Mindfulness is one of those zeitgeisty health terms you may have seen bandied about in the media recently. But what exactly is it? How does it work? And why should you care? In answer to the first question, mindfulness is one of those things that is, at the same time, both exquisitely simple and extremely complex. In essence, being more mindful just means paying greater attention to the sensory, moment-by-moment experience of your life. If you eat a scrumptious sandwich, really taste it. If you follow a perfect puff of cloud as it drifts across a blue sky, really see it.
This may sound obvious - patronising, even - but think about it. How often do you wolf a sandwich while texting, reading the paper, listening to the radio... do you even taste the sandwich? Do you sometimes stare at the empty wrapper in your hand and wonder whether you actually just ate it? Or gazing up at that cloud - is your head full of chatter as you think about the thousand things you have to do that day, the argument you had last night with your wife, even the sandwich you will eat (without noticing) for lunch... do you even see the cloud?
We life in a go-faster world, where we rush from one distraction to the next, never quite experiencing any of our experiences. We are bombarded with information - from rolling TV news, the internet, smartphones, iPods, blaring city streets, screaming sirens, barking dogs - which is far too much for our brains to process. We are constantly frazzled, attention fragmented, concentration impossible, short-term memory shot - and no wonder.
So the 'informal practice' of mindfulness just means trying, as far as possible, to fully experience every second of our lives. Simple. And the 'formal practice' merely involves taking a few minutes every day (10 is fine, 20 better) to sit in silence, focusing our attention on our breath. Just that. Letting the 'monkey mind', as Buddhists call it, chatter away, without paying it too much attention. Also simple.
How does it work? Well, there is an increasing body of research proving that mindfulness has a major impact on our mental and physical health. Especially its two clinical applications: mindfulness-based stress reduction (MBSR) and mindfulness-based cognitive therapy (MBCT) which are extremely effective at tackling chronic pain, stress and anxiety; and depression, respectively. MBCT has been approved by the National Institute for Clinical Excellence (NICE) to treat recurrent bouts of depression, so it's now recognised by the mainstream medical establishment.
And why should you care? As someone who practices mindfulness meditation daily, and teaches it to his clients, I can assure you that it can have a profoundly positive influence on your life. You will feel calmer and more at peace; be less buffeted by storms of negative emotion; feel less stressed, anxious and depressed; life will have greater meaning, pleasure and joy.
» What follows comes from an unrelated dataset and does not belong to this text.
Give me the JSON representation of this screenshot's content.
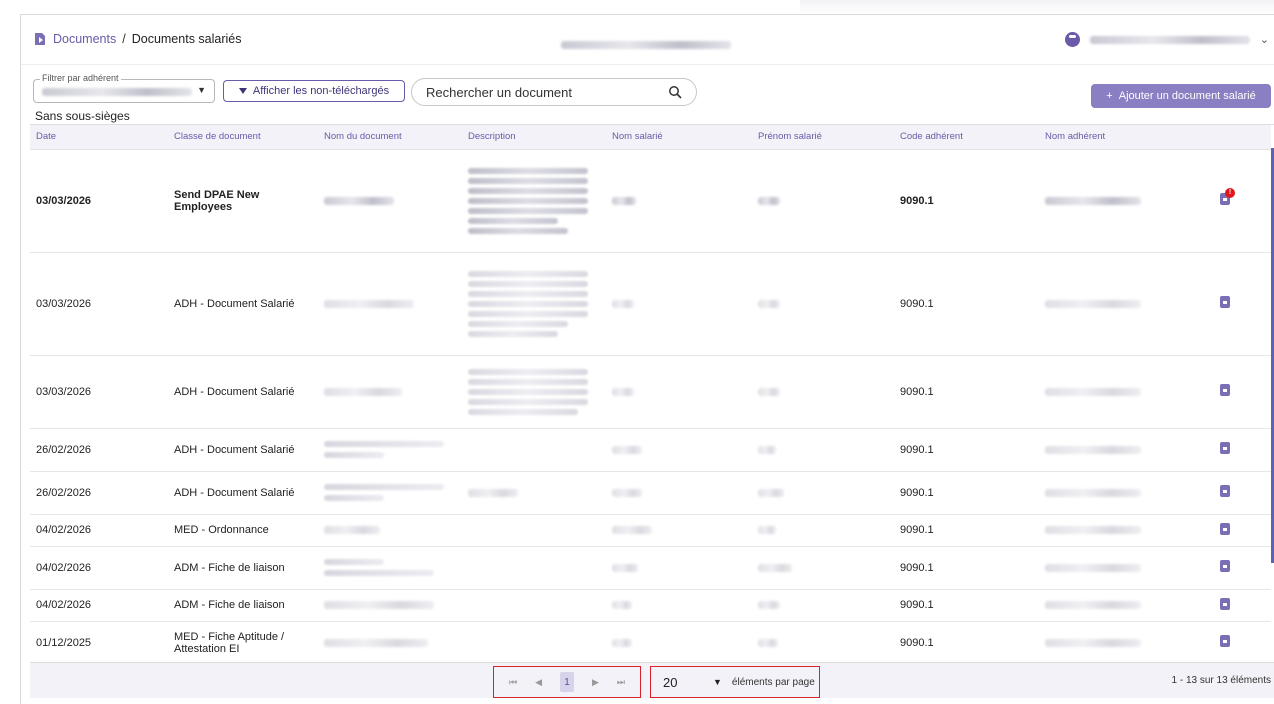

Perhaps a better question to ask yourself is, if this wonderful stuff is free, easy to learn and takes just minutes a day to work, why on earth wouldn't you try it?
Follow Dan Roberts on Twitter: www.twitter.com/@danroberts_1